To do
In the material below, identify each line bearing the word "this". Reproduce those lines.
----------------
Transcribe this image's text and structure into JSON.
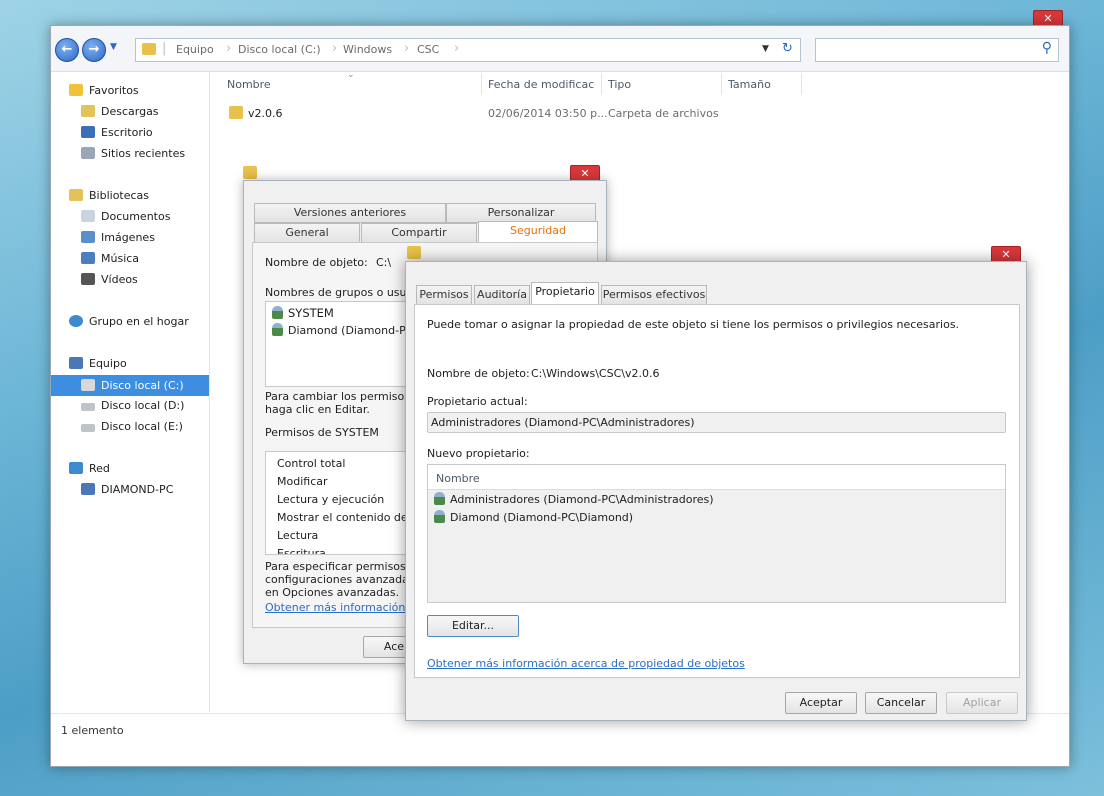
{
  "explorer": {
    "breadcrumbs": [
      "Equipo",
      "Disco local (C:)",
      "Windows",
      "CSC"
    ],
    "search_placeholder": "",
    "sidebar": {
      "favorites": "Favoritos",
      "fav_items": [
        "Descargas",
        "Escritorio",
        "Sitios recientes"
      ],
      "libraries": "Bibliotecas",
      "lib_items": [
        "Documentos",
        "Imágenes",
        "Música",
        "Vídeos"
      ],
      "homegroup": "Grupo en el hogar",
      "computer": "Equipo",
      "drives": [
        "Disco local (C:)",
        "Disco local (D:)",
        "Disco local (E:)"
      ],
      "network": "Red",
      "net_items": [
        "DIAMOND-PC"
      ]
    },
    "columns": [
      "Nombre",
      "Fecha de modificac",
      "Tipo",
      "Tamaño"
    ],
    "files": [
      {
        "name": "v2.0.6",
        "date": "02/06/2014 03:50 p...",
        "type": "Carpeta de archivos"
      }
    ],
    "status": "1 elemento"
  },
  "props": {
    "tabs_row1": [
      "Versiones anteriores",
      "Personalizar"
    ],
    "tabs_row2": [
      "General",
      "Compartir",
      "Seguridad"
    ],
    "object_name_label": "Nombre de objeto:",
    "object_name_value": "C:\\",
    "groups_label": "Nombres de grupos o usuario",
    "groups": [
      "SYSTEM",
      "Diamond (Diamond-PC"
    ],
    "change_hint_1": "Para cambiar los permisos,",
    "change_hint_2": "haga clic en Editar.",
    "perms_for": "Permisos de SYSTEM",
    "perms": [
      "Control total",
      "Modificar",
      "Lectura y ejecución",
      "Mostrar el contenido de la",
      "Lectura",
      "Escritura"
    ],
    "special_1": "Para especificar permisos es",
    "special_2": "configuraciones avanzadas,",
    "special_3": "en Opciones avanzadas.",
    "more_info": "Obtener más información ace",
    "ok_btn": "Ace"
  },
  "adv": {
    "tabs": [
      "Permisos",
      "Auditoría",
      "Propietario",
      "Permisos efectivos"
    ],
    "intro": "Puede tomar o asignar la propiedad de este objeto si tiene los permisos o privilegios necesarios.",
    "object_name_label": "Nombre de objeto:",
    "object_name_value": "C:\\Windows\\CSC\\v2.0.6",
    "current_owner_label": "Propietario actual:",
    "current_owner": "Administradores (Diamond-PC\\Administradores)",
    "new_owner_label": "Nuevo propietario:",
    "list_header": "Nombre",
    "owners": [
      "Administradores (Diamond-PC\\Administradores)",
      "Diamond (Diamond-PC\\Diamond)"
    ],
    "edit_btn": "Editar...",
    "more_info": "Obtener más información acerca de propiedad de objetos",
    "accept": "Aceptar",
    "cancel": "Cancelar",
    "apply": "Aplicar"
  },
  "icons": {
    "close": "✕",
    "back": "←",
    "forward": "→",
    "search": "⚲"
  }
}
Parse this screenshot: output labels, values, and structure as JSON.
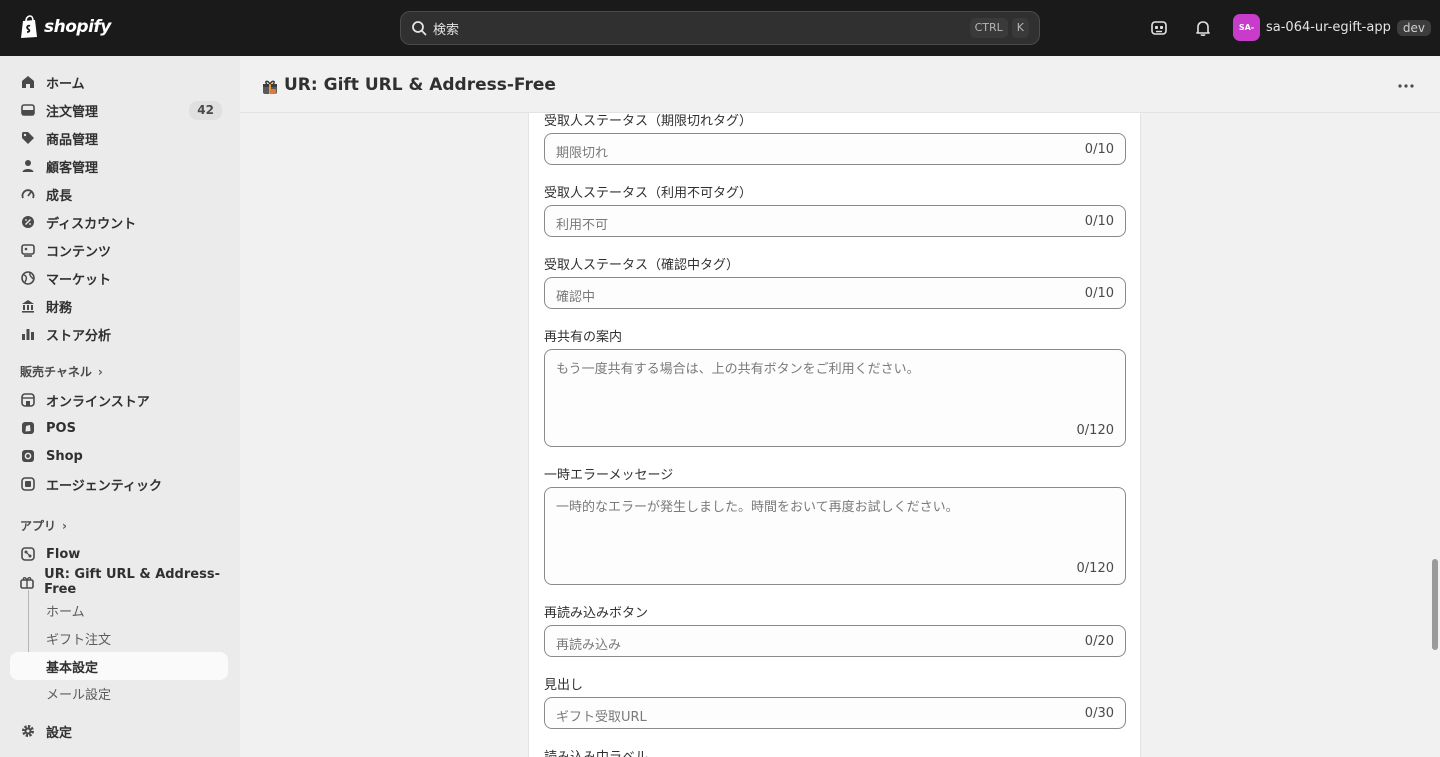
{
  "topbar": {
    "logo_text": "shopify",
    "search_placeholder": "検索",
    "shortcut_ctrl": "CTRL",
    "shortcut_key": "K",
    "store_avatar": "SA-",
    "store_name": "sa-064-ur-egift-app",
    "env_badge": "dev"
  },
  "sidebar": {
    "items": [
      {
        "label": "ホーム",
        "icon": "home-icon"
      },
      {
        "label": "注文管理",
        "icon": "orders-icon",
        "count": "42"
      },
      {
        "label": "商品管理",
        "icon": "tag-icon"
      },
      {
        "label": "顧客管理",
        "icon": "person-icon"
      },
      {
        "label": "成長",
        "icon": "gauge-icon"
      },
      {
        "label": "ディスカウント",
        "icon": "discount-icon"
      },
      {
        "label": "コンテンツ",
        "icon": "content-icon"
      },
      {
        "label": "マーケット",
        "icon": "globe-icon"
      },
      {
        "label": "財務",
        "icon": "bank-icon"
      },
      {
        "label": "ストア分析",
        "icon": "bar-chart-icon"
      }
    ],
    "sales_channels_heading": "販売チャネル",
    "channels": [
      {
        "label": "オンラインストア",
        "icon": "store-icon"
      },
      {
        "label": "POS",
        "icon": "pos-icon"
      },
      {
        "label": "Shop",
        "icon": "shop-icon"
      },
      {
        "label": "エージェンティック",
        "icon": "agentic-icon"
      }
    ],
    "apps_heading": "アプリ",
    "apps": [
      {
        "label": "Flow",
        "icon": "flow-icon"
      },
      {
        "label": "UR: Gift URL & Address-Free",
        "icon": "gift-app-icon"
      }
    ],
    "app_subitems": [
      {
        "label": "ホーム"
      },
      {
        "label": "ギフト注文"
      },
      {
        "label": "基本設定"
      },
      {
        "label": "メール設定"
      }
    ],
    "settings_label": "設定"
  },
  "page": {
    "title": "UR: Gift URL & Address-Free"
  },
  "form": {
    "fields": [
      {
        "label": "受取人ステータス（期限切れタグ）",
        "placeholder": "期限切れ",
        "counter": "0/10",
        "multiline": false
      },
      {
        "label": "受取人ステータス（利用不可タグ）",
        "placeholder": "利用不可",
        "counter": "0/10",
        "multiline": false
      },
      {
        "label": "受取人ステータス（確認中タグ）",
        "placeholder": "確認中",
        "counter": "0/10",
        "multiline": false
      },
      {
        "label": "再共有の案内",
        "placeholder": "もう一度共有する場合は、上の共有ボタンをご利用ください。",
        "counter": "0/120",
        "multiline": true
      },
      {
        "label": "一時エラーメッセージ",
        "placeholder": "一時的なエラーが発生しました。時間をおいて再度お試しください。",
        "counter": "0/120",
        "multiline": true
      },
      {
        "label": "再読み込みボタン",
        "placeholder": "再読み込み",
        "counter": "0/20",
        "multiline": false
      },
      {
        "label": "見出し",
        "placeholder": "ギフト受取URL",
        "counter": "0/30",
        "multiline": false
      },
      {
        "label": "読み込み中ラベル"
      }
    ]
  },
  "colors": {
    "topbar_bg": "#1a1a1a",
    "sidebar_bg": "#ebebeb",
    "avatar_bg": "#c93bcb",
    "card_bg": "#ffffff"
  }
}
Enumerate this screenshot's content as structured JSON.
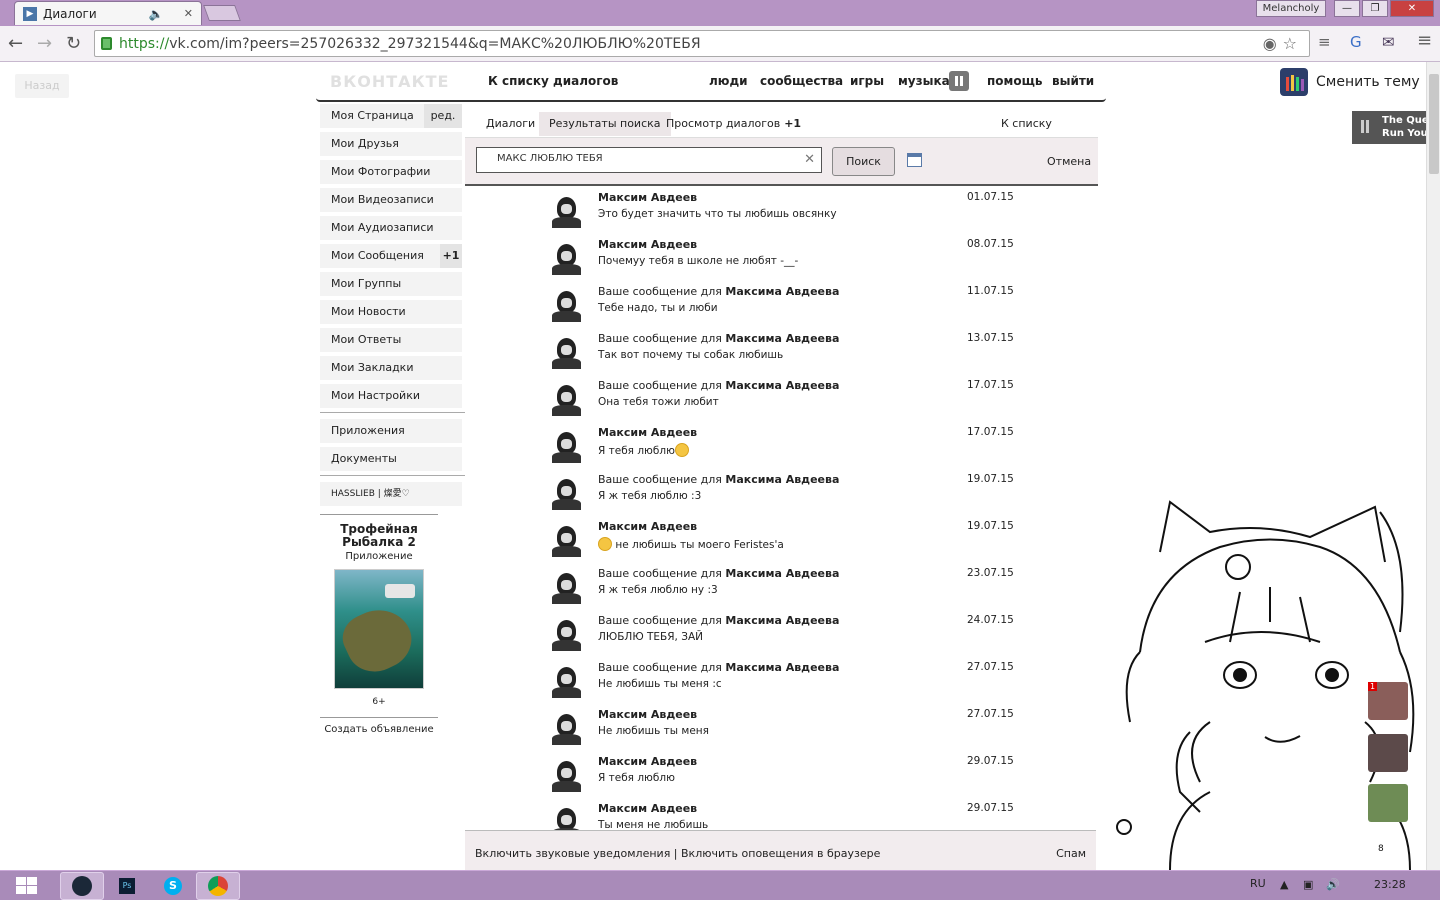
{
  "browser": {
    "tab_title": "Диалоги",
    "user": "Melancholy",
    "url_scheme": "https://",
    "url_rest": "vk.com/im?peers=257026332_297321544&q=МАКС%20ЛЮБЛЮ%20ТЕБЯ"
  },
  "page": {
    "back_label": "Назад",
    "logo": "ВКОНТАКТЕ",
    "to_dialogs": "К списку диалогов",
    "nav": [
      "люди",
      "сообщества",
      "игры",
      "музыка",
      "помощь",
      "выйти"
    ],
    "theme_label": "Сменить тему",
    "song": [
      "The Que",
      "Run You"
    ]
  },
  "sidebar": {
    "items": [
      {
        "label": "Моя Страница",
        "extra": "ред."
      },
      {
        "label": "Мои Друзья"
      },
      {
        "label": "Мои Фотографии"
      },
      {
        "label": "Мои Видеозаписи"
      },
      {
        "label": "Мои Аудиозаписи"
      },
      {
        "label": "Мои Сообщения",
        "count": "+1"
      },
      {
        "label": "Мои Группы"
      },
      {
        "label": "Мои Новости"
      },
      {
        "label": "Мои Ответы"
      },
      {
        "label": "Мои Закладки"
      },
      {
        "label": "Мои Настройки"
      }
    ],
    "apps": [
      "Приложения",
      "Документы"
    ],
    "group": "HASSLIEB | 燦愛♡",
    "ad": {
      "title": "Трофейная Рыбалка 2",
      "subtitle": "Приложение",
      "age": "6+",
      "create": "Создать объявление"
    }
  },
  "im": {
    "tabs": {
      "dialogs": "Диалоги",
      "search_results": "Результаты поиска",
      "view": "Просмотр диалогов",
      "view_count": "+1",
      "friends": "К списку друзей"
    },
    "search": {
      "value": "МАКС ЛЮБЛЮ ТЕБЯ",
      "button": "Поиск",
      "cancel": "Отмена"
    },
    "prefix": "Ваше сообщение для ",
    "results": [
      {
        "from": "Максим Авдеев",
        "to": "",
        "text": "Это будет значить что ты любишь овсянку",
        "date": "01.07.15"
      },
      {
        "from": "Максим Авдеев",
        "to": "",
        "text": "Почемуу тебя в школе не любят -__-",
        "date": "08.07.15"
      },
      {
        "from": "",
        "to": "Максима Авдеева",
        "text": "Тебе надо, ты и люби",
        "date": "11.07.15"
      },
      {
        "from": "",
        "to": "Максима Авдеева",
        "text": "Так вот почему ты собак любишь",
        "date": "13.07.15"
      },
      {
        "from": "",
        "to": "Максима Авдеева",
        "text": "Она тебя тожи любит",
        "date": "17.07.15"
      },
      {
        "from": "Максим Авдеев",
        "to": "",
        "text": "Я тебя  люблю",
        "date": "17.07.15",
        "emoji_after": true
      },
      {
        "from": "",
        "to": "Максима Авдеева",
        "text": "Я ж тебя  люблю :3",
        "date": "19.07.15"
      },
      {
        "from": "Максим Авдеев",
        "to": "",
        "text": " не любишь ты моего Feristes'a",
        "date": "19.07.15",
        "emoji_before": true
      },
      {
        "from": "",
        "to": "Максима Авдеева",
        "text": "Я ж тебя  люблю ну :3",
        "date": "23.07.15"
      },
      {
        "from": "",
        "to": "Максима Авдеева",
        "text": "ЛЮБЛЮ ТЕБЯ, ЗАЙ",
        "date": "24.07.15"
      },
      {
        "from": "",
        "to": "Максима Авдеева",
        "text": "Не любишь ты меня :с",
        "date": "27.07.15"
      },
      {
        "from": "Максим Авдеев",
        "to": "",
        "text": "Не любишь ты меня",
        "date": "27.07.15"
      },
      {
        "from": "Максим Авдеев",
        "to": "",
        "text": "Я тебя  люблю",
        "date": "29.07.15"
      },
      {
        "from": "Максим Авдеев",
        "to": "",
        "text": "Ты меня не любишь",
        "date": "29.07.15"
      }
    ],
    "footer": {
      "left": "Включить звуковые уведомления  |  Включить оповещения в браузере",
      "right": "Спам"
    }
  },
  "chat_sidebar": {
    "badge": "1",
    "online_count": "8"
  },
  "taskbar": {
    "lang": "RU",
    "time": "23:28"
  }
}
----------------
Expected answer
Transcribe this image's text and structure into JSON.
Parse this screenshot: output labels, values, and structure as JSON.
Enumerate this screenshot's content as structured JSON.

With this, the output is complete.